**WORK TO COMPLETE:**
Without changing a single word, set down all of the records.

**MATERIAL SHOWN:**
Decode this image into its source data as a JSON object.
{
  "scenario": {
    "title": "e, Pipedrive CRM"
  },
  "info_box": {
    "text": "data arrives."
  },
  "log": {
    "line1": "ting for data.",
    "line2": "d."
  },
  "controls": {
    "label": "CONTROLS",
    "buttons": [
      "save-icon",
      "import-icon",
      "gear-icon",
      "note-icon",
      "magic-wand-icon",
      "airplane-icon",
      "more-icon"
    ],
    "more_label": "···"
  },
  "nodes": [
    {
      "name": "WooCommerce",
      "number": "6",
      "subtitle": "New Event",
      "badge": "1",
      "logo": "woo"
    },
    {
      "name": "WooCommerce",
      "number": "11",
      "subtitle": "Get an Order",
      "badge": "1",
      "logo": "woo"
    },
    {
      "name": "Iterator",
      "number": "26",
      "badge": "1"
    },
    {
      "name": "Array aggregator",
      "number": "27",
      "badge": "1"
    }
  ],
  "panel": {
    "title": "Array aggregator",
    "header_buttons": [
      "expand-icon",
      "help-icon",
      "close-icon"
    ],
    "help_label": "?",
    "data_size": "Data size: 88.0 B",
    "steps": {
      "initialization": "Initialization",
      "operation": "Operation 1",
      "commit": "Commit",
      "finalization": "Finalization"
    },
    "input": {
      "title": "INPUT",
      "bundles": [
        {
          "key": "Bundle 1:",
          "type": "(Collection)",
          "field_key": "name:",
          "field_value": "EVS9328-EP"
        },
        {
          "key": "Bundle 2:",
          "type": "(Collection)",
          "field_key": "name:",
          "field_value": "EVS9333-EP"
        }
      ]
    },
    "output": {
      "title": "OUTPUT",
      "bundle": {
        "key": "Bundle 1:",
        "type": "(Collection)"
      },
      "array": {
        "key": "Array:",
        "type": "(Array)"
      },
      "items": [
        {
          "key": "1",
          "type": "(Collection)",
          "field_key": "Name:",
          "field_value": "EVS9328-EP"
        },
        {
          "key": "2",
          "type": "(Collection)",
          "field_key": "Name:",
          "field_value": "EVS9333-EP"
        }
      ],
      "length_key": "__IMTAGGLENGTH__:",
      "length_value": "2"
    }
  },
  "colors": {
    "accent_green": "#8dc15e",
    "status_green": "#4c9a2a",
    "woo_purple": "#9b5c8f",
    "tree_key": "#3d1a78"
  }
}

**ANSWER BOX:**
Decode this image into its source data as a JSON object.
{
  "scenario": {
    "title": "e, Pipedrive CRM"
  },
  "info_box": {
    "text": "data arrives."
  },
  "log": {
    "line1": "ting for data.",
    "line2": "d."
  },
  "controls": {
    "label": "CONTROLS",
    "buttons": [
      "save-icon",
      "import-icon",
      "gear-icon",
      "note-icon",
      "magic-wand-icon",
      "airplane-icon",
      "more-icon"
    ],
    "more_label": "···"
  },
  "nodes": [
    {
      "name": "WooCommerce",
      "number": "6",
      "subtitle": "New Event",
      "badge": "1",
      "logo": "woo"
    },
    {
      "name": "WooCommerce",
      "number": "11",
      "subtitle": "Get an Order",
      "badge": "1",
      "logo": "woo"
    },
    {
      "name": "Iterator",
      "number": "26",
      "badge": "1"
    },
    {
      "name": "Array aggregator",
      "number": "27",
      "badge": "1"
    }
  ],
  "panel": {
    "title": "Array aggregator",
    "header_buttons": [
      "expand-icon",
      "help-icon",
      "close-icon"
    ],
    "help_label": "?",
    "data_size": "Data size: 88.0 B",
    "steps": {
      "initialization": "Initialization",
      "operation": "Operation 1",
      "commit": "Commit",
      "finalization": "Finalization"
    },
    "input": {
      "title": "INPUT",
      "bundles": [
        {
          "key": "Bundle 1:",
          "type": "(Collection)",
          "field_key": "name:",
          "field_value": "EVS9328-EP"
        },
        {
          "key": "Bundle 2:",
          "type": "(Collection)",
          "field_key": "name:",
          "field_value": "EVS9333-EP"
        }
      ]
    },
    "output": {
      "title": "OUTPUT",
      "bundle": {
        "key": "Bundle 1:",
        "type": "(Collection)"
      },
      "array": {
        "key": "Array:",
        "type": "(Array)"
      },
      "items": [
        {
          "key": "1",
          "type": "(Collection)",
          "field_key": "Name:",
          "field_value": "EVS9328-EP"
        },
        {
          "key": "2",
          "type": "(Collection)",
          "field_key": "Name:",
          "field_value": "EVS9333-EP"
        }
      ],
      "length_key": "__IMTAGGLENGTH__:",
      "length_value": "2"
    }
  },
  "colors": {
    "accent_green": "#8dc15e",
    "status_green": "#4c9a2a",
    "woo_purple": "#9b5c8f",
    "tree_key": "#3d1a78"
  }
}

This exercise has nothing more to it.